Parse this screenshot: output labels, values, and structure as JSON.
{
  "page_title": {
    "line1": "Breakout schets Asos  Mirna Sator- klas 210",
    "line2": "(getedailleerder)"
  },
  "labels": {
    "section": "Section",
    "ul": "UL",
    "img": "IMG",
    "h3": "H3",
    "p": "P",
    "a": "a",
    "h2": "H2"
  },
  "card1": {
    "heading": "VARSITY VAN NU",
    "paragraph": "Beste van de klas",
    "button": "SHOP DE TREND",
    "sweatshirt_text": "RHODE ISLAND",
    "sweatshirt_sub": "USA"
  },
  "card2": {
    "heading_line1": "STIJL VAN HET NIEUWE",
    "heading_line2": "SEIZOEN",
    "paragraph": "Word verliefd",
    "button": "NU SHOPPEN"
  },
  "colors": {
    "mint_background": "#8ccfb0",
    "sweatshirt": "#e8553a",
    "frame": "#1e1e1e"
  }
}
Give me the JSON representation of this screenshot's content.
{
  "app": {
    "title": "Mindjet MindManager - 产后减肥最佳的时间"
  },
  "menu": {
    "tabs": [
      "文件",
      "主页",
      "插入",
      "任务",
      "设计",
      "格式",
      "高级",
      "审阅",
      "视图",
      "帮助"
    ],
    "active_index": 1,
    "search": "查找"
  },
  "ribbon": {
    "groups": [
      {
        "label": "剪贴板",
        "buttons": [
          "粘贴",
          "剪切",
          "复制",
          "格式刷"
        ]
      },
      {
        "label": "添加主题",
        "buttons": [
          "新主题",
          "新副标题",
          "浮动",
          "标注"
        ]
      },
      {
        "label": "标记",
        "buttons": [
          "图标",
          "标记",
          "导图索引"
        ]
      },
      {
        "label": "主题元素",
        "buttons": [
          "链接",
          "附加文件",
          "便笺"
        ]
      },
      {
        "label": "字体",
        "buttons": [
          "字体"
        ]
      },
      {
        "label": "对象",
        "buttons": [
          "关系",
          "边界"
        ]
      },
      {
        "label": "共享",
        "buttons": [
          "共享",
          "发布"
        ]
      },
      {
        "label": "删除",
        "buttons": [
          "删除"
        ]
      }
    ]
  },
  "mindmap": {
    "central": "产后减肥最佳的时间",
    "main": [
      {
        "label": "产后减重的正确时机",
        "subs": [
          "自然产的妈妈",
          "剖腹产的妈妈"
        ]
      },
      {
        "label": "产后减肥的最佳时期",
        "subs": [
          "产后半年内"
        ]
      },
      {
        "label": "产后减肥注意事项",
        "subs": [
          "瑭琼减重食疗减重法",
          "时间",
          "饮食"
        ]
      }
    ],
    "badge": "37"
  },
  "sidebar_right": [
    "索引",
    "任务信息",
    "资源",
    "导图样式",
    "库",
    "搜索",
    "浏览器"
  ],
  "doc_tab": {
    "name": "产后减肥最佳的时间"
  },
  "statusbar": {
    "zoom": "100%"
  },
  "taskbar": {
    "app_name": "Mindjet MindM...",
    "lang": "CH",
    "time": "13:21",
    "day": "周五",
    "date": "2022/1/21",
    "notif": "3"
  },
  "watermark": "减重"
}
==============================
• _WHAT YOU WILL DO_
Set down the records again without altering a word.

• _SOLUTION FOR THIS TASK_
Parse this screenshot: output labels, values, and structure as JSON.
{
  "page_title": {
    "line1": "Breakout schets Asos  Mirna Sator- klas 210",
    "line2": "(getedailleerder)"
  },
  "labels": {
    "section": "Section",
    "ul": "UL",
    "img": "IMG",
    "h3": "H3",
    "p": "P",
    "a": "a",
    "h2": "H2"
  },
  "card1": {
    "heading": "VARSITY VAN NU",
    "paragraph": "Beste van de klas",
    "button": "SHOP DE TREND",
    "sweatshirt_text": "RHODE ISLAND",
    "sweatshirt_sub": "USA"
  },
  "card2": {
    "heading_line1": "STIJL VAN HET NIEUWE",
    "heading_line2": "SEIZOEN",
    "paragraph": "Word verliefd",
    "button": "NU SHOPPEN"
  },
  "colors": {
    "mint_background": "#8ccfb0",
    "sweatshirt": "#e8553a",
    "frame": "#1e1e1e"
  }
}
Give me the JSON representation of this screenshot's content.
{
  "app": {
    "title": "Mindjet MindManager - 产后减肥最佳的时间"
  },
  "menu": {
    "tabs": [
      "文件",
      "主页",
      "插入",
      "任务",
      "设计",
      "格式",
      "高级",
      "审阅",
      "视图",
      "帮助"
    ],
    "active_index": 1,
    "search": "查找"
  },
  "ribbon": {
    "groups": [
      {
        "label": "剪贴板",
        "buttons": [
          "粘贴",
          "剪切",
          "复制",
          "格式刷"
        ]
      },
      {
        "label": "添加主题",
        "buttons": [
          "新主题",
          "新副标题",
          "浮动",
          "标注"
        ]
      },
      {
        "label": "标记",
        "buttons": [
          "图标",
          "标记",
          "导图索引"
        ]
      },
      {
        "label": "主题元素",
        "buttons": [
          "链接",
          "附加文件",
          "便笺"
        ]
      },
      {
        "label": "字体",
        "buttons": [
          "字体"
        ]
      },
      {
        "label": "对象",
        "buttons": [
          "关系",
          "边界"
        ]
      },
      {
        "label": "共享",
        "buttons": [
          "共享",
          "发布"
        ]
      },
      {
        "label": "删除",
        "buttons": [
          "删除"
        ]
      }
    ]
  },
  "mindmap": {
    "central": "产后减肥最佳的时间",
    "main": [
      {
        "label": "产后减重的正确时机",
        "subs": [
          "自然产的妈妈",
          "剖腹产的妈妈"
        ]
      },
      {
        "label": "产后减肥的最佳时期",
        "subs": [
          "产后半年内"
        ]
      },
      {
        "label": "产后减肥注意事项",
        "subs": [
          "瑭琼减重食疗减重法",
          "时间",
          "饮食"
        ]
      }
    ],
    "badge": "37"
  },
  "sidebar_right": [
    "索引",
    "任务信息",
    "资源",
    "导图样式",
    "库",
    "搜索",
    "浏览器"
  ],
  "doc_tab": {
    "name": "产后减肥最佳的时间"
  },
  "statusbar": {
    "zoom": "100%"
  },
  "taskbar": {
    "app_name": "Mindjet MindM...",
    "lang": "CH",
    "time": "13:21",
    "day": "周五",
    "date": "2022/1/21",
    "notif": "3"
  },
  "watermark": "减重"
}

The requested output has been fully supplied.